The most effective and common way of paying for investment advice is through a set percentage, charged annually based on the dollar value of assets invested. The advisor does well if the portfolio does well. Annual mutual fund fees could be as high as three per cent in Canada, which means the advice you receive from the advisor across the desk and the team managing the actual fund must generate an annual return of eight per cent to leave you with a five-per-cent gain.
When you factor in fees, it’s not hard to see why the average mutual fund underperforms the index it tracks, and why so many investors opt for passively-managed exchange-traded funds or robo-advisors, which charge much less.
But professional management is about more than returns. It’s about holding onto the wealth a client accumulates over time by managing risk as broader markets shift. A good advisor assesses a client’s risk tolerance and financial goals, and implements a comprehensive strategy to get them there over time. Good advisors have access to good research to find the best investments in the best sectors and geographic regions, and recommend selling them when they peak or as the client needs cash in retirement.

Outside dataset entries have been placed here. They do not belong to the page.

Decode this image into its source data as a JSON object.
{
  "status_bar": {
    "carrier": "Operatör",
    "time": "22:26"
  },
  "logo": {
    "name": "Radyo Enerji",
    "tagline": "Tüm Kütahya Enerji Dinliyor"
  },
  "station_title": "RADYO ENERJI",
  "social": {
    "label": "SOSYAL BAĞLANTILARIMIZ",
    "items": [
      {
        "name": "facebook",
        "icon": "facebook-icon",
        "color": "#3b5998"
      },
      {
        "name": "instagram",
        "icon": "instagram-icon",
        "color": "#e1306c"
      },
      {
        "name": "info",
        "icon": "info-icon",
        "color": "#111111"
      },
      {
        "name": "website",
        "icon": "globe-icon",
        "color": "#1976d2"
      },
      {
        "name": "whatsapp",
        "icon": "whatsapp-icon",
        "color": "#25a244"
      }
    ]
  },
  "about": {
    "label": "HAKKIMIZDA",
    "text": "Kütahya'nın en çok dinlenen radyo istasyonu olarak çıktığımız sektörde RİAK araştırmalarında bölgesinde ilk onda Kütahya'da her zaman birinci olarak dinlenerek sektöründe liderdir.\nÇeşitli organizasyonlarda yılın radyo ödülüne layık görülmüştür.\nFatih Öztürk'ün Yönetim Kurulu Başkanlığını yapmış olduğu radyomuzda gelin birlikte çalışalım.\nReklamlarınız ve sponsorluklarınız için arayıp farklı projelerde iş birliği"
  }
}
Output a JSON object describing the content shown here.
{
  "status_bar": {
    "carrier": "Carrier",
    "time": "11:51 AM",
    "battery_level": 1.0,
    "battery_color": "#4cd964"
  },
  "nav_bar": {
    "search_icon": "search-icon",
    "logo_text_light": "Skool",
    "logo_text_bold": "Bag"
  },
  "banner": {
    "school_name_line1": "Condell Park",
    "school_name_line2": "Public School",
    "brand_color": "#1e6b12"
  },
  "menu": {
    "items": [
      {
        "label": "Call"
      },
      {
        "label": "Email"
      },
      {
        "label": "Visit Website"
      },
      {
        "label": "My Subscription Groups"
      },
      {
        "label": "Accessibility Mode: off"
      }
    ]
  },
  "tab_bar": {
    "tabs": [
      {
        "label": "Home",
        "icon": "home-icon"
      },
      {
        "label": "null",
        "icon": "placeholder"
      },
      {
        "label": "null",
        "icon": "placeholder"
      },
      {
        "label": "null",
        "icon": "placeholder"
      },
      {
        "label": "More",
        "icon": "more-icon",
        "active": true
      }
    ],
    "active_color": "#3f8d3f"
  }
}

Good advisors also manage risk and boost returns by implementing tax saving strategies that effectively utilize registered accounts such as registered retirement savings plans (RRSP), tax-free savings accounts (TFSA), and, in some cases, non-registered investment accounts.
Good advisors also clarify how fees are generated and strive to keep them low. If their fees grow in dollar amounts as the portfolio grows, they have the opportunity to lower the percentage they charge. Wealthy clients often pay less than one per cent, which explains why the best advisors tend to focus on a few wealthy clients. There should come a time where any portfolio outgrows high-fee mutual funds in favour of direct investing.
Most important, good advisors deal with the human element. They keep their clients on track as markets fluctuate, and help them prepare and adjust to major changes in their lives such as the loss of a spouse.
Good advisors also require good clients. A recent Scotiabank investment poll found half of Canadians saving for retirement have not met with their advisors in the past 12 months.
Good clients do their homework, remain engaged, develop realistic expectations, and commit to saving.
Payback Time is a weekly column by personal finance columnist Dale Jackson about how to prepare your finances for retirement. Have a question you want answered? Email email@example.com.